Three years ago, David Johansen fêted his 70th birthday with an intimate cabaret show at the legendary Café Carlyle. The New York Dolls frontman, who has used the pseudonym Buster Poindexter throughout his solo musical career, saucily serenaded friends, family, and Gotham icons with the swinging rock ‘n’ roll songs that cemented him as a cult figure. That performance is at the crux of Personality Crisis: One Night Only, the documentary Martin Scorsese and David Tedeschi dedicated to Johansen. The film, which premieres today on SHOWTIME, also features archival footage of the artist’s irreverent life and candid interviews filmed and directed by Leah Hennessey, Johansen’s stepdaughter. Hennessey is an underground New York creative herself—known for her eponymous band, her comedic web series Zhe Zhe, and collaborations with Celine. To mark the film’s debut, CULTURED called up Hennessey to talk role models, Johansen’s zen-like detachment, and tasting the stardust.
CULTURED: How did you become involved with Personality Crisis: One Night Only?
Leah Hennessey: The cabaret performance was filmed right before the pandemic, so it was really only starting to find its form during lockdown. I was the only person my parents were seeing, and I think that's what gave [Martin] Scorsese the idea to have me start filming. Initially we just talked about using my interviews as research, but, as I kept shooting, David started to open up a little, and the rather intimate footage became a throughline in the film.
CULTURED: How would you describe your interviewing style?
Hennessey: I find it hard not to make an interview a dialogue, especially with someone who amuses me as much as David. I always wanted to respond to everything he said, and had to physically bite my tongue to give him the space to keep musing. David and I have always had a very free associative rapport, so I learned pretty quickly it was futile to try to force narratives out of him.
CULTURED: What has David taught you?
Hennessey: For better or for worse, he has always been a role model for me. It was a miracle I ended up with him as a dad when I did. He's really the antithesis of the brainwashing of today—the programming that's so invested in convincing us that we can't be happy if we're not famous and rich and successful and vampirically forever young. It's hard to dismiss that wisdom when it's coming from someone who is so categorically, undeniably, infinitely hip, and such a star. He tasted all of that stardust and kind of said, There's got to be more to life. I think the fact that he never settled on an answer to that search makes him more relatable than some smug, smiling wellness guru. He's joyful, but he's not content. As he says in one of my favorite songs in the film, "Life takes a lot of finesse. It's a maimed happiness."
CULTURED: What did you learn about David through these interviews? Did anything expand your idea of him?
Hennessey: I realized that he's struggled to accept a lot of what happened in the past, a lot of the losses and disappointments. I always saw him as so blithely accepting of everything, but I think he's worked harder at that zen-like detachment than he likes to let on. More importantly, I learned the secret to one of the biggest mysteries—I could never believe the variety and perfection of all David's costumes in the [New York] Dolls, and I got him to explain in detail how he had someone copying patterns for him and making him new outfits every week, apparently for free. He'd figure out a silhouette he liked and then get it in a bunch of different fabrics. All the other guys would borrow his clothes and if you look at the pictures you really start to notice how many garments show up over and over—the sisterhood of the traveling skin tight purple lamé pants!
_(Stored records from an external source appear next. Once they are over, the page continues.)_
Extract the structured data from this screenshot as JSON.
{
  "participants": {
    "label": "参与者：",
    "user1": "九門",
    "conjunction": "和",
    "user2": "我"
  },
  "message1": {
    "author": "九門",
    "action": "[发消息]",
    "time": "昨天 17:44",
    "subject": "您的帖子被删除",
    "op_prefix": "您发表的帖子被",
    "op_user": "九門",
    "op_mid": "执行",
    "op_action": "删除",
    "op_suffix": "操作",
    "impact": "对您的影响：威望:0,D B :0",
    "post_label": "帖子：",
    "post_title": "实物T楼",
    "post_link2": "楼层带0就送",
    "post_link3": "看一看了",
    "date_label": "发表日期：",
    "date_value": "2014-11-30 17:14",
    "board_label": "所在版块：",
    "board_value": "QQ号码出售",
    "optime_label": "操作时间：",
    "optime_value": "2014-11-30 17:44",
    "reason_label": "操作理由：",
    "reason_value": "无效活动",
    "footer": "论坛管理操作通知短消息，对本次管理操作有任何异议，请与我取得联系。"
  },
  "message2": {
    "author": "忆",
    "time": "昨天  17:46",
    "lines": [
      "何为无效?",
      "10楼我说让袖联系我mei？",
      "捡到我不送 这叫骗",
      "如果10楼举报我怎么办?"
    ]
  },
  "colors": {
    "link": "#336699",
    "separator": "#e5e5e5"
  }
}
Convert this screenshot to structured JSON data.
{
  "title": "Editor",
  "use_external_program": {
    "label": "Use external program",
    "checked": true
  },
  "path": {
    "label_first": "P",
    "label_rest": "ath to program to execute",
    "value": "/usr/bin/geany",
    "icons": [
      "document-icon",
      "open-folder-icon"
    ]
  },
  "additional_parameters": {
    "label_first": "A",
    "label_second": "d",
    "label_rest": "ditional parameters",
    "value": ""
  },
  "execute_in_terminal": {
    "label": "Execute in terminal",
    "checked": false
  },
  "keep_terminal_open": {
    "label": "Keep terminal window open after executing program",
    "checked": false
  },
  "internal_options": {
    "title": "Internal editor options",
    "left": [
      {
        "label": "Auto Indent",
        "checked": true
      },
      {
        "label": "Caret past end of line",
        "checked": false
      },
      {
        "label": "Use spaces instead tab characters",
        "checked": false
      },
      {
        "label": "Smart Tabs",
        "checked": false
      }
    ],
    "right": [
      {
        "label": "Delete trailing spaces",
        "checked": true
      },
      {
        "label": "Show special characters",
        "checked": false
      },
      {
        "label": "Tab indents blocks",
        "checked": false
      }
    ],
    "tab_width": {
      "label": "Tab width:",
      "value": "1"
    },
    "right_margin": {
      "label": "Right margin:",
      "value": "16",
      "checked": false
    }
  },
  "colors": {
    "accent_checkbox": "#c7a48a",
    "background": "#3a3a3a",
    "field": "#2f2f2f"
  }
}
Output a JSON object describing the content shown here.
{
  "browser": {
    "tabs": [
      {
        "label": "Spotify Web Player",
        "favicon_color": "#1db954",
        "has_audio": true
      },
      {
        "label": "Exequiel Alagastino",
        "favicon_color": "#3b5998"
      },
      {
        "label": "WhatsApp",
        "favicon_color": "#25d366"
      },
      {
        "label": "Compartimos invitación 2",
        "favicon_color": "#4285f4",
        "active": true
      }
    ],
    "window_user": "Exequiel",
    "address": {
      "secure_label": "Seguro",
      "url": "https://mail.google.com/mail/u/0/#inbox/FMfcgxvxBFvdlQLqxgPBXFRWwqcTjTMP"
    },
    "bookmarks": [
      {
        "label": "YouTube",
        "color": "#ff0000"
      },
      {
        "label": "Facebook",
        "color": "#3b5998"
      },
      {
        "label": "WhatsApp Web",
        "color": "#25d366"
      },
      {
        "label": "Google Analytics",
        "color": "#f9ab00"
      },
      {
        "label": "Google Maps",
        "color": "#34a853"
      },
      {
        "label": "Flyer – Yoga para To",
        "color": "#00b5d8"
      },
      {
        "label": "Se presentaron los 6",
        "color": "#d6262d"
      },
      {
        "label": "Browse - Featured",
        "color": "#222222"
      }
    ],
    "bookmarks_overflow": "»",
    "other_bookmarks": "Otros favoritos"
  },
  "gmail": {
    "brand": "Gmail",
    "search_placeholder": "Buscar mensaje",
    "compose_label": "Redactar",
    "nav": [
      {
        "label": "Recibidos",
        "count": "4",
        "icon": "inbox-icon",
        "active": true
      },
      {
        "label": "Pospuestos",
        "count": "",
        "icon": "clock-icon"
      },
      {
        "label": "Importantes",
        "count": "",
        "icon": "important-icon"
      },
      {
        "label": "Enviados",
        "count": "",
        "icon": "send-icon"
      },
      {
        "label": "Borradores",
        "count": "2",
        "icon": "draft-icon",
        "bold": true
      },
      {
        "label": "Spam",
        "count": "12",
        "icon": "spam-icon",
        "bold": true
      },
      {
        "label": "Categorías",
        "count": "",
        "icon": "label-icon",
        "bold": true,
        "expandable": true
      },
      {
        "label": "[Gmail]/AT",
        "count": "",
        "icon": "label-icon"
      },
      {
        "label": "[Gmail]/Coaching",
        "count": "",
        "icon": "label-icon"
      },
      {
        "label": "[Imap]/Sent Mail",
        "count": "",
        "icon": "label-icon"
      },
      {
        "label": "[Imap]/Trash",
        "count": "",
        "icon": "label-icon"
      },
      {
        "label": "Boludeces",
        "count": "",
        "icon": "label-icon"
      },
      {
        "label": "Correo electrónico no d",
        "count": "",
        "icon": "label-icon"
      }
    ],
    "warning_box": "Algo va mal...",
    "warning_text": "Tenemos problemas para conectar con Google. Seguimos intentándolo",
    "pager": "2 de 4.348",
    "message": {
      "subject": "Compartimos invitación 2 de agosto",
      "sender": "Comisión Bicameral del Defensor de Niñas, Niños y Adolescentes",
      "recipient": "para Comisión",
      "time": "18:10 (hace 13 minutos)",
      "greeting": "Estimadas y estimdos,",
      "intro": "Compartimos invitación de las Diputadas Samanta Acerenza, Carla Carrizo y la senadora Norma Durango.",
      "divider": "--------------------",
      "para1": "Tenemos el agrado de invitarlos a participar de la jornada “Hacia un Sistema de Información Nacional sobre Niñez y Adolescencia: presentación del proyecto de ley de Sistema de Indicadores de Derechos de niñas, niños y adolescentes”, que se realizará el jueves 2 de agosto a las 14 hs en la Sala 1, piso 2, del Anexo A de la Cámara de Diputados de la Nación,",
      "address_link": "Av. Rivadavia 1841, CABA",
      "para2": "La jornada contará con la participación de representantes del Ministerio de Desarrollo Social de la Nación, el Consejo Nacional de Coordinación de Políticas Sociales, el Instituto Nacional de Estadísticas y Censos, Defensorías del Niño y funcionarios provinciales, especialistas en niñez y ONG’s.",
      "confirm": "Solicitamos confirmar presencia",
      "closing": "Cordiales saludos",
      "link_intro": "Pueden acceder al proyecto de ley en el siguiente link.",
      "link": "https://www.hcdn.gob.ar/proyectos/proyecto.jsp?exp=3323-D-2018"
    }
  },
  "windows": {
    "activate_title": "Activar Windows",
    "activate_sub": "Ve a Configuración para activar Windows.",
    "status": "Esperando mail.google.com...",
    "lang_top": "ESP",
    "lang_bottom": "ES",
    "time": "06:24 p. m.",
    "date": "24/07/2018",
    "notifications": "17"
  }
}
CULTURED: How do you and David talk about music together? Have you ever considered collaborating?
Hennessey: We try to get each other into new stuff, and by new stuff I mean old stuff. I'm very spoiled by the constant inundation of beautiful music David plays, at home and on the radio. I don't pay as much attention as I should, but I've discovered so many of my favorite songs through him. The other day I went to see Camelot at Lincoln Center, and on our way there my friend was asking what songs are in the show and I was shocked to realize I knew every word to "The Seven Deadly Virtues,” because David used to sing it as Buster Poindexter. "Let others take the high road, I will take the low / I cannot wait to rush in where angels fear to go…” Very David. We should collaborate, but we've never hit on the right thing. I'd love to write a musical with him.